Many early IBM PC compatibles used the same computer bus as the original PC and AT models. The IBM AT compatible bus was later named the Industry Standard Architecture bus by manufacturers of compatible computers. The term "IBM PC compatible" is now a historical description only, since IBM has ended its personal computer sales.

Descendants of the IBM PC compatibles comprise the majority of personal computers on the market presently, although interoperability with the bus structure and peripherals of the original PC architecture may be limited or non-existent.

Origins
The original IBM PC (Model 5150) motivated the production of clones during the early 1980s.

IBM decided in 1980 to market a low-cost single-user computer as quickly as possible in response to Apple Computer's success in the burgeoning microcomputer market. On 12 August 1981, the first IBM PC went on sale. There were three operating systems (OS) available for it. The least expensive and most popular was PC DOS made by Microsoft. In a crucial concession, IBM's agreement allowed Microsoft to sell its own version, MS-DOS, for non-IBM computers. The only proprietary component of the original PC architecture was the BIOS (Basic Input/Output System).

IBM at first asked developers to avoid writing software that addressed the computer's hardware directly, and to instead use the BIOS. Software which directly addressed the hardware instead of making standard calls was faster, however. This was particularly relevant to games. The IBM PC was sold in high enough volumes to justify writing software specifically for it, and this encouraged other manufacturers to produce machines which could use the same programs, expansion cards, and peripherals as the PC. The 808x computer marketplace rapidly excluded all machines which were not functionally very similar to the PC. The 640 kB barrier on "conventional" system memory available to MS-DOS is a legacy of that period; other non-clone machines did not have this limit.

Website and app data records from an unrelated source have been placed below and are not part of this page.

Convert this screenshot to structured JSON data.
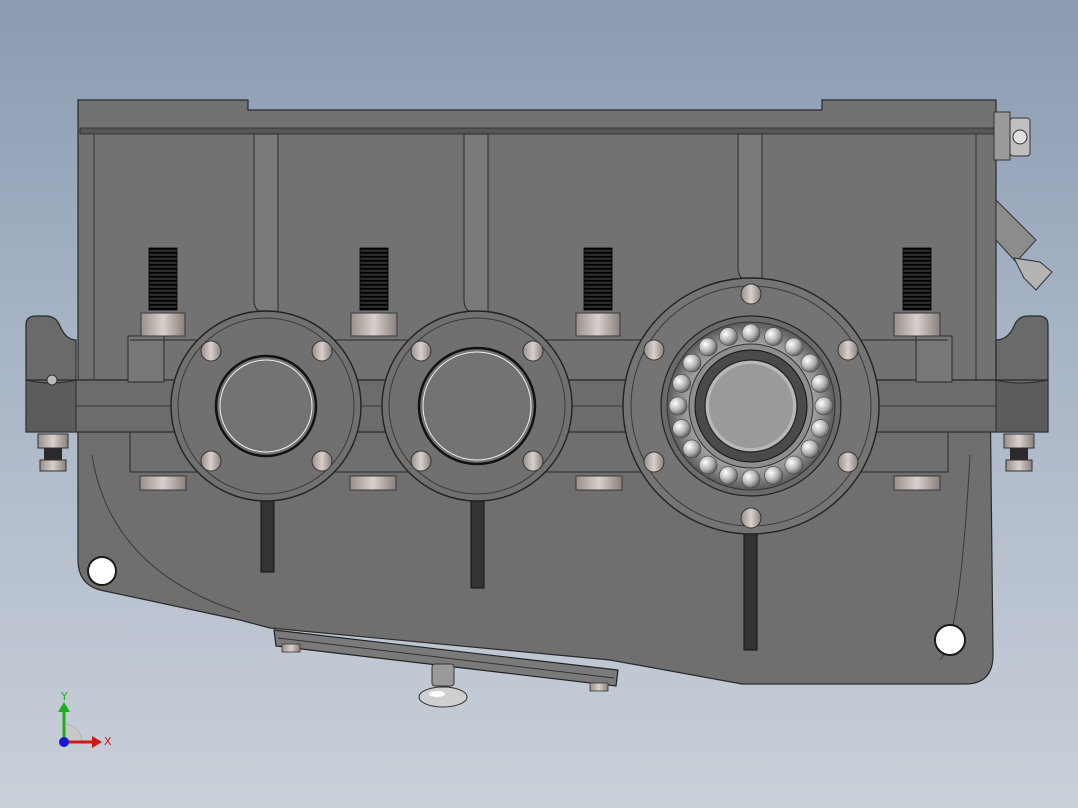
{
  "viewport": {
    "background_top": "#8a9bb1",
    "background_bottom": "#c9d0d8"
  },
  "model": {
    "housing_color": "#6f6f6f",
    "edge_color": "#2a2a2a",
    "bearing_housings": [
      {
        "kind": "plain-cover"
      },
      {
        "kind": "plain-cover"
      },
      {
        "kind": "bearing-exposed"
      }
    ]
  },
  "triad": {
    "x_label": "X",
    "y_label": "Y",
    "x_color": "#d01818",
    "y_color": "#18b018",
    "z_color": "#1818d0"
  }
}
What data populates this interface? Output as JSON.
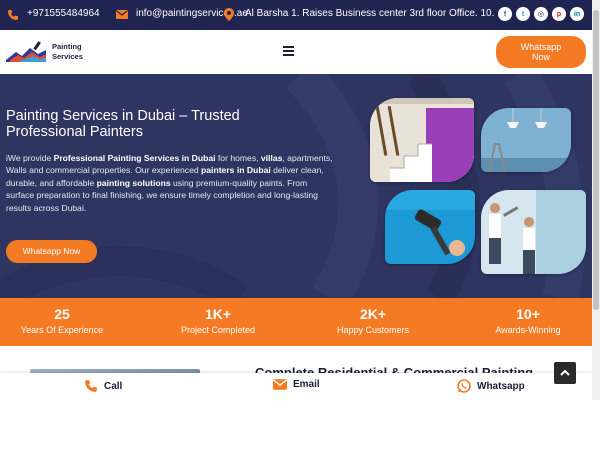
{
  "topbar": {
    "phone": "+971555484964",
    "email": "info@paintingservices.ae",
    "address": "Al Barsha 1. Raises Business center 3rd floor Office. 10.",
    "socials": [
      {
        "name": "facebook",
        "glyph": "f",
        "color": "#3b5998"
      },
      {
        "name": "twitter",
        "glyph": "t",
        "color": "#1da1f2"
      },
      {
        "name": "instagram",
        "glyph": "◎",
        "color": "#262626"
      },
      {
        "name": "pinterest",
        "glyph": "p",
        "color": "#cb2027"
      },
      {
        "name": "linkedin",
        "glyph": "in",
        "color": "#0077b5"
      }
    ]
  },
  "header": {
    "logo_line1": "Painting",
    "logo_line2": "Services",
    "whatsapp_line1": "Whatsapp",
    "whatsapp_line2": "Now"
  },
  "hero": {
    "title": "Painting Services in Dubai – Trusted Professional Painters",
    "p1": "iWe provide ",
    "b1": "Professional Painting Services in Dubai",
    "p2": " for homes, ",
    "b2": "villas",
    "p3": ", apartments, Walls and commercial properties. Our experienced ",
    "b3": "painters in Dubai",
    "p4": " deliver clean, durable, and affordable ",
    "b4": "painting solutions",
    "p5": " using premium-quality paints. From surface preparation to final finishing, we ensure timely completion and long-lasting results across Dubai.",
    "button": "Whatsapp Now"
  },
  "stats": [
    {
      "number": "25",
      "label": "Years Of Experience"
    },
    {
      "number": "1K+",
      "label": "Project Completed"
    },
    {
      "number": "2K+",
      "label": "Happy Customers"
    },
    {
      "number": "10+",
      "label": "Awards-Winning"
    }
  ],
  "section_title": "Complete Residential & Commercial Painting",
  "bottom_bar": {
    "call": "Call",
    "email": "Email",
    "whatsapp": "Whatsapp"
  },
  "colors": {
    "accent": "#f47a24",
    "navy": "#1f2550",
    "hero_bg": "#2e3560"
  }
}
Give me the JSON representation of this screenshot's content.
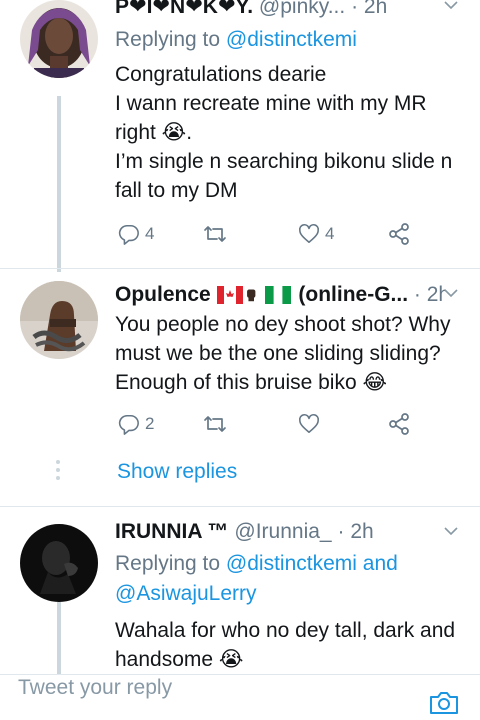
{
  "tweets": [
    {
      "name": "P❤I❤N❤K❤Y.",
      "handle": "@pinky...",
      "dot": "·",
      "time": "2h",
      "replying_label": "Replying to",
      "mentions": [
        "@distinctkemi"
      ],
      "body": "Congratulations dearie\nI wann recreate mine with my MR\nright 😭.\nI’m single n searching bikonu slide n\nfall to my DM",
      "reply_count": "4",
      "retweet_count": "",
      "like_count": "4"
    },
    {
      "name": "Opulence",
      "name_suffix": "(online-G...",
      "flags": [
        "canada-flag",
        "fist-icon",
        "nigeria-flag"
      ],
      "handle": "",
      "dot": "·",
      "time": "2h",
      "body": "You people no dey shoot shot?  Why\nmust we be the one sliding sliding?\nEnough of this bruise biko 😂",
      "reply_count": "2",
      "retweet_count": "",
      "like_count": ""
    },
    {
      "name": "IRUNNIA ™",
      "handle": "@Irunnia_",
      "dot": "·",
      "time": "2h",
      "replying_label": "Replying to",
      "mentions": [
        "@distinctkemi",
        "and",
        "@AsiwajuLerry"
      ],
      "body": "Wahala for who no dey tall, dark and\nhandsome 😭"
    }
  ],
  "show_replies": "Show replies",
  "compose": {
    "placeholder": "Tweet your reply"
  },
  "icons": {
    "reply": "reply-icon",
    "retweet": "retweet-icon",
    "like": "heart-icon",
    "share": "share-icon",
    "more": "chevron-down-icon",
    "camera": "camera-icon"
  },
  "colors": {
    "link": "#1b95e0",
    "muted": "#657786",
    "text": "#14171a",
    "line": "#ccd6dd"
  }
}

Rumors of "lookalike", compatible computers, created without IBM's approval, began almost immediately after the IBM PC's release. By June 1983 PC Magazine defined "PC 'clone'" as "a computer accommodate the user who takes a disk home from an IBM PC, walks across the room, and plugs it into the 'foreign' machine". Because of a shortage of IBM PCs that year, many customers purchased clones instead. Columbia Data Products produced the first computer more or less compatible to the IBM PC standard during June 1982, soon followed by Eagle Computer. Compaq announced its first IBM PC compatible in November 1982, the Compaq Portable. The Compaq was the first sewing machine-sized portable computer that was essentially 100% PC-compatible. The company could not copy the BIOS directly as a result of the court decision in Apple v. Franklin, but it could reverse-engineer the IBM BIOS and then write its own BIOS using clean room design.